What should you call it – family planning or contraception?


One child or two? Just one, thanks. It’s too hard to raise any more. Oops, looks like it’s going to be two. Yeah, I thought I wanted only one too, but what can I say? Call it god’s grace - he makes all our plans. Uhhm. I’m pregnant again - third time. Am I having the baby? Well, I have to, don’t I? I can’t possibly kill a child. Kids are god’s gifts.


No, they’re not. They’re accidents. At least, the ones you have this way are. It always makes sense to plan your kids, which means it makes sense to use contraception. Uhhm, we don’t call it contraception here, I say quickly. We call it family planning (we’re a respectably married couple). We did the ‘needful’, but it still happened. Ah, you reply, with the light of understanding in your eyes; that’s quite a probability. Everyone knows that condoms provide only some 97 percent guarantee, even when they don’t pop or tear. It’s exactly why gynaecologists recommend using at least two kinds of birth control at the same time, to minimise the risk even further.
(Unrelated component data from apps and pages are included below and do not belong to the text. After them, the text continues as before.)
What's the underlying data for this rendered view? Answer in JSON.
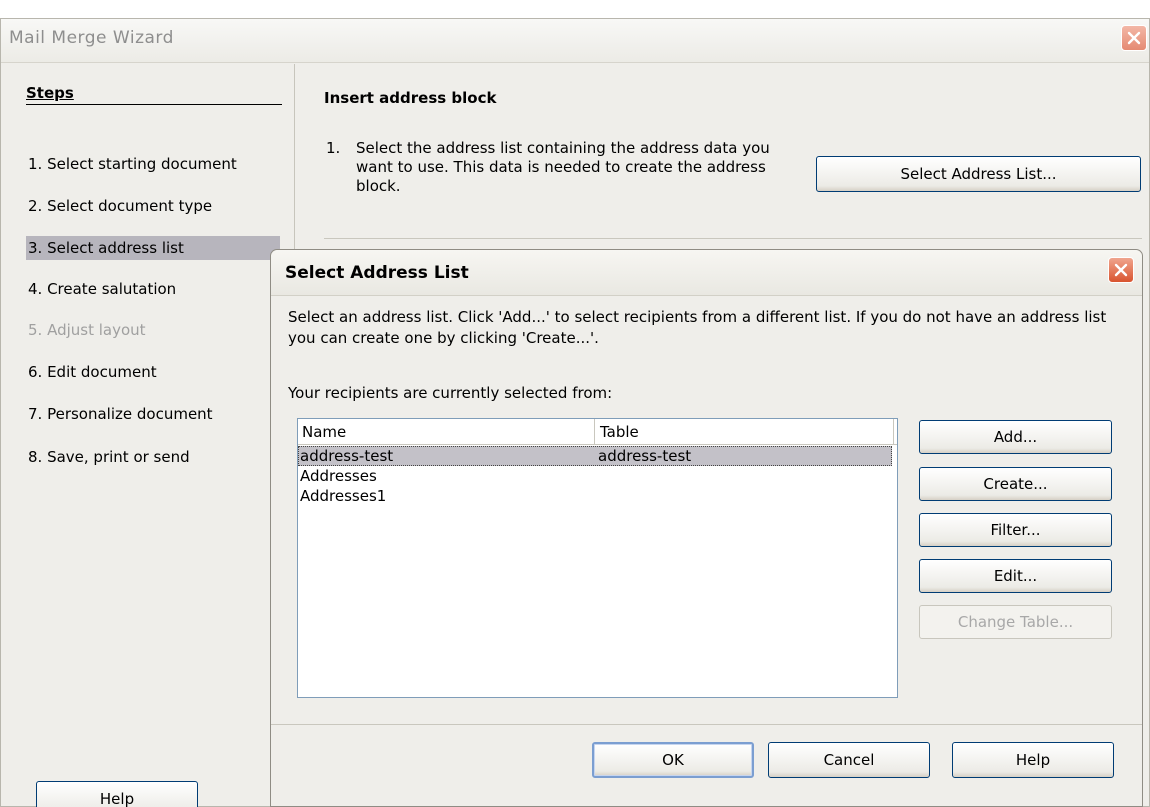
{
  "wizard": {
    "title": "Mail Merge Wizard",
    "steps_heading": "Steps",
    "steps": [
      {
        "label": "1.  Select starting document"
      },
      {
        "label": "2.  Select document type"
      },
      {
        "label": "3.  Select address list"
      },
      {
        "label": "4.  Create salutation"
      },
      {
        "label": "5.  Adjust layout"
      },
      {
        "label": "6.  Edit document"
      },
      {
        "label": "7.  Personalize document"
      },
      {
        "label": "8.  Save, print or send"
      }
    ],
    "selected_step": 3,
    "disabled_step": 5,
    "section_heading": "Insert address block",
    "instruction_number": "1.",
    "instruction_text": "Select the address list containing the address data you want to use. This data is needed to create the address block.",
    "select_address_list_button": "Select Address List...",
    "help_button": "Help"
  },
  "dialog": {
    "title": "Select Address List",
    "description": "Select an address list. Click 'Add...' to select recipients from a different list. If you do not have an address list you can create one by clicking 'Create...'.",
    "current_label": "Your recipients are currently selected from:",
    "columns": {
      "name": "Name",
      "table": "Table"
    },
    "rows": [
      {
        "name": "address-test",
        "table": "address-test",
        "selected": true
      },
      {
        "name": "Addresses",
        "table": ""
      },
      {
        "name": "Addresses1",
        "table": ""
      }
    ],
    "buttons": {
      "add": "Add...",
      "create": "Create...",
      "filter": "Filter...",
      "edit": "Edit...",
      "change_table": "Change Table...",
      "ok": "OK",
      "cancel": "Cancel",
      "help": "Help"
    }
  },
  "icons": {
    "close": "close-icon"
  }
}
It’s obvious how the term family planning came into being. You want to plan your children - you want to make sure you don’t have any ‘god’s gifts’ all of a sudden. Do family planning and contraception mean the same thing, then? Think about what the two connote. The first is the outcome of the second. Protection is the physical aspect, while making sure your family size remains an ‘acceptable’ one, according to the two-child norm, is the sociological aspect. You can continue to be a ‘respectable’ mom if you’re just talking about how you’re not planning to have any more children. Even if it implies doing the deed, it’s hidden behind a screen of family values. Contraception, however, blatantly suggests a sex life. No no! How can you be heard mentioning that to anyone? Somehow, we still like to pretend that we found our children in baskets floating on the river, or that they were born through our ears like Karna.


One more thing. All the surveys that the Indian government has initiated on the use of protection have so far considered only married couples as subjects. The Ladies Finger discusses a study by the National Family Health Survey (NHFS-4) showing that contraception in India has dropped by six percent in 10 years. Why? They speculate that it’s because the average age of marriage has risen too. People won’t have to start family planning early, as they won’t have sex till they’re married, and since the wife’s fertility is limited to the same number of years as it was earlier, contraception has obviously declined. This means that there’s no way under heaven or above hell that they’re even going to find out if unmarried people are using condoms, IUDs or pills. Is India so prudish as to ignore pre-marital sex even when it comes to gathering data?


Imagine what would happen if single women decided to throw birth control to the winds, since they’re being very carefully ignored anyway. They’d have kids, which meant that they’d have a family. Illegitimate, in the eyes of society, but a family nevertheless. Would that, at least, make the government include them in contraception - ouch, sorry, family planning - surveys?